_YOUR GOAL_
Filter these entries, keeping only lines that hold the word "this".

Stored records:
#####

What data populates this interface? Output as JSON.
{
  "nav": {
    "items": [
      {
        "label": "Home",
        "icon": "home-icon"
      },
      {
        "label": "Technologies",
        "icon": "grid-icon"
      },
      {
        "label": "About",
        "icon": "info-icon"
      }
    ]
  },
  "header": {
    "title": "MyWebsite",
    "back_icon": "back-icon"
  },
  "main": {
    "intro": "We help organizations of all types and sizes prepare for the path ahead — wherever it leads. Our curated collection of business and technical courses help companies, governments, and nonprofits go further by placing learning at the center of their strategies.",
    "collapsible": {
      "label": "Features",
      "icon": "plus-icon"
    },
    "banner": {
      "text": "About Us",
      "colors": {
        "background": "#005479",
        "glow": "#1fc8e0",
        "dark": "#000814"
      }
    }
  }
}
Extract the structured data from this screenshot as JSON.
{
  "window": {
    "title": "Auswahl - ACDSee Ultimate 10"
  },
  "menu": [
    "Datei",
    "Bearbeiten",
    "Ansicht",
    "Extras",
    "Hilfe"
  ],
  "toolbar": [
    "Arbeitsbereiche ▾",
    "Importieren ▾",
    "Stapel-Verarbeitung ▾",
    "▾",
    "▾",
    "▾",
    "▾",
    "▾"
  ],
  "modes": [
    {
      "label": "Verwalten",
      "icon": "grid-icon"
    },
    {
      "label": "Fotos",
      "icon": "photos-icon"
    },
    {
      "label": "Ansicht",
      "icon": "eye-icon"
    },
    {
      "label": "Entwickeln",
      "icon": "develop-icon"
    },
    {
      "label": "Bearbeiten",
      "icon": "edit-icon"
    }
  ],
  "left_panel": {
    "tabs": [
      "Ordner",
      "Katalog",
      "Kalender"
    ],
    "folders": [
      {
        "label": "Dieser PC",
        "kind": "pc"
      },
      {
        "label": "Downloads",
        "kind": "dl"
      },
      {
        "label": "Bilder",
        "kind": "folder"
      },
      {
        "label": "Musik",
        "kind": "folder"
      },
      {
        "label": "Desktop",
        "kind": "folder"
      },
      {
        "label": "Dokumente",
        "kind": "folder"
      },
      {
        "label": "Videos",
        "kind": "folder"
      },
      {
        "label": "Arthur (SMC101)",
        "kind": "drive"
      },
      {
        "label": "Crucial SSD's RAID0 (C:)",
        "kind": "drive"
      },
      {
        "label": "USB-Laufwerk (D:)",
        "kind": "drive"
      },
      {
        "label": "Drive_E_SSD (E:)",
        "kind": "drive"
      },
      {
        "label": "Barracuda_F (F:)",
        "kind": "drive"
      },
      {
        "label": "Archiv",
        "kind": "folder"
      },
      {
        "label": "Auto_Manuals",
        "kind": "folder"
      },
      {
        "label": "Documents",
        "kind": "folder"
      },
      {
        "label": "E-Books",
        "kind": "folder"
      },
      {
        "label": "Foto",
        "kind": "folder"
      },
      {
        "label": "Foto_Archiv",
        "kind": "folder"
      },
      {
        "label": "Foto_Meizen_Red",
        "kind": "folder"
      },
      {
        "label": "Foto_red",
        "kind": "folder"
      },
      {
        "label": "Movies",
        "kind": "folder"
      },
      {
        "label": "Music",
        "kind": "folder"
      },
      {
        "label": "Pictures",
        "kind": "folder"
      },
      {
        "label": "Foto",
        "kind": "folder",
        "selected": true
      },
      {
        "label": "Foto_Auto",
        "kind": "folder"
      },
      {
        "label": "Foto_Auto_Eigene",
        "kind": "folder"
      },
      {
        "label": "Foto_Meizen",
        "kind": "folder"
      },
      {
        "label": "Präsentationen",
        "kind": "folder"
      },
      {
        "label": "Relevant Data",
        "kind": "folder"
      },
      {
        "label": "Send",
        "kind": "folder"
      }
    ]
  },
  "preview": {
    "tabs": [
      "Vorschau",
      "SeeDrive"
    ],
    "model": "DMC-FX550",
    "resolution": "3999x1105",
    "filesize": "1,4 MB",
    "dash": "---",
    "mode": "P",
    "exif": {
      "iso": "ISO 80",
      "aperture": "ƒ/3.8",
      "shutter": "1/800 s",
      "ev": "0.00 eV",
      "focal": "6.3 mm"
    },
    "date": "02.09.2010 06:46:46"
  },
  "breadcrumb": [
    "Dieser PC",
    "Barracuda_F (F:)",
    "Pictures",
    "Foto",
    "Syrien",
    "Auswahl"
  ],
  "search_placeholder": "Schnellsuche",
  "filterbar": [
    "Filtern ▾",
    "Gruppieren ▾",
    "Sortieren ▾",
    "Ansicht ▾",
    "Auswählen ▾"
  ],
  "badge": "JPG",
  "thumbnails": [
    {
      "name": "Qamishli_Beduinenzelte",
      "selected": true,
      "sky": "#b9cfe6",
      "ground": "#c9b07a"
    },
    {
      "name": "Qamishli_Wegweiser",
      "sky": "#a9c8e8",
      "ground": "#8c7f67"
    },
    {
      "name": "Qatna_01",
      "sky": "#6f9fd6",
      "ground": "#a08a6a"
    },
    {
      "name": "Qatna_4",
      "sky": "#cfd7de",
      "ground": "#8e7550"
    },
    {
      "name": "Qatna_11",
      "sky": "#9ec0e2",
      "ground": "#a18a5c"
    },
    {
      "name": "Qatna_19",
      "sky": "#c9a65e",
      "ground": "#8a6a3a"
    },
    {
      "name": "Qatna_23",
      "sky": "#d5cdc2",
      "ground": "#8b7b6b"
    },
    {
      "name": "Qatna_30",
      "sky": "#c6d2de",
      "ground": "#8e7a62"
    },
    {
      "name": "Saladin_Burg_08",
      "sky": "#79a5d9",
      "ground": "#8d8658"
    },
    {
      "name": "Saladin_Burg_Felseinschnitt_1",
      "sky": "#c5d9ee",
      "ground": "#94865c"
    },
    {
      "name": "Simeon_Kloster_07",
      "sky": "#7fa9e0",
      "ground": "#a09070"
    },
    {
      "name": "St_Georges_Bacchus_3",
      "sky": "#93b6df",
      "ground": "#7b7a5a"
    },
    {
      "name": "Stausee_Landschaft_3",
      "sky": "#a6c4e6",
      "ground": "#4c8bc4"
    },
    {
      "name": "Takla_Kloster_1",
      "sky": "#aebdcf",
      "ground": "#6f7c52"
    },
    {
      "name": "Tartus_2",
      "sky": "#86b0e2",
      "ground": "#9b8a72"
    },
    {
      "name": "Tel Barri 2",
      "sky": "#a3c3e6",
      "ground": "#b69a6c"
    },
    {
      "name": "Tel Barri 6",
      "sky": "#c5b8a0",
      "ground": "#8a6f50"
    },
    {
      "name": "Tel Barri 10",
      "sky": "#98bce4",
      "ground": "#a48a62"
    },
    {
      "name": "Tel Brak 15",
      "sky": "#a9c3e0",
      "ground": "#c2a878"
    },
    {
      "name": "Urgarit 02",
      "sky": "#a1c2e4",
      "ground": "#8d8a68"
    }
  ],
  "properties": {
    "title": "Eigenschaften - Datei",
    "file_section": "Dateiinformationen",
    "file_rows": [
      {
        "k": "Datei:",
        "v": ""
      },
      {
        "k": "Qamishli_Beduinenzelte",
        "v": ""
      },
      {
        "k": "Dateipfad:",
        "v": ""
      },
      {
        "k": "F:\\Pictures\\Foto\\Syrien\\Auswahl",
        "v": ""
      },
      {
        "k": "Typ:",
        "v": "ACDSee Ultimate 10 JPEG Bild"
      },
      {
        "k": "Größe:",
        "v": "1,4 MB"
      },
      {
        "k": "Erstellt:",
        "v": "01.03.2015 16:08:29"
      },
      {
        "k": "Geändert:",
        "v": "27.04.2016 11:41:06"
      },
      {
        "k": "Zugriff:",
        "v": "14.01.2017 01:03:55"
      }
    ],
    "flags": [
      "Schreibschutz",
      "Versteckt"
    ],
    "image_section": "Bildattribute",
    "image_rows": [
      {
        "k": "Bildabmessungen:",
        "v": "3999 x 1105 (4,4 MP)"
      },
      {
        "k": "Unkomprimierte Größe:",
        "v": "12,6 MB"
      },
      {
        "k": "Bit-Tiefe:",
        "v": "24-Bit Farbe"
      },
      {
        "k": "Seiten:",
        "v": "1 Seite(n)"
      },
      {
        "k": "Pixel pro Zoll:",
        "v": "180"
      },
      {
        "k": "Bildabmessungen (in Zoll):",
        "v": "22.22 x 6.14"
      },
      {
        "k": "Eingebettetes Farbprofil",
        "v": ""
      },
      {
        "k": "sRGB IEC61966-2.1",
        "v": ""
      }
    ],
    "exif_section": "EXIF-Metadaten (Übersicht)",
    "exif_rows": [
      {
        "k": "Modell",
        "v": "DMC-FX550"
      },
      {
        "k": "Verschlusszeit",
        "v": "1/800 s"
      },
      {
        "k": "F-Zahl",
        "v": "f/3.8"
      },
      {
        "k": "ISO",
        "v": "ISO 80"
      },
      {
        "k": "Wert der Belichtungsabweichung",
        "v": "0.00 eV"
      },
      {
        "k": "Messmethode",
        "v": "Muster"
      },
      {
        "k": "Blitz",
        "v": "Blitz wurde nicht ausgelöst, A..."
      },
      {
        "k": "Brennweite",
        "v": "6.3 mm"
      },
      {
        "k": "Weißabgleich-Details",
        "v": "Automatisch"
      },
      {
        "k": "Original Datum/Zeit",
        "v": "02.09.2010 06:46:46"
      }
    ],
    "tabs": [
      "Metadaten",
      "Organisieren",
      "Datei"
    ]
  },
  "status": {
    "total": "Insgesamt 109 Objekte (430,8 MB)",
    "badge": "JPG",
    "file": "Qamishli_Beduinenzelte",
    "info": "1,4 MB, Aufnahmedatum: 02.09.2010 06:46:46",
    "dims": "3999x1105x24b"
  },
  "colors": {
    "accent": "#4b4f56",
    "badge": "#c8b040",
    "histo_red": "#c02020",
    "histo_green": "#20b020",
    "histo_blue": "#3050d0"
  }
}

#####

_RESPONSE AREA_
What data populates this interface? Output as JSON.
Extract the structured data from this screenshot as JSON.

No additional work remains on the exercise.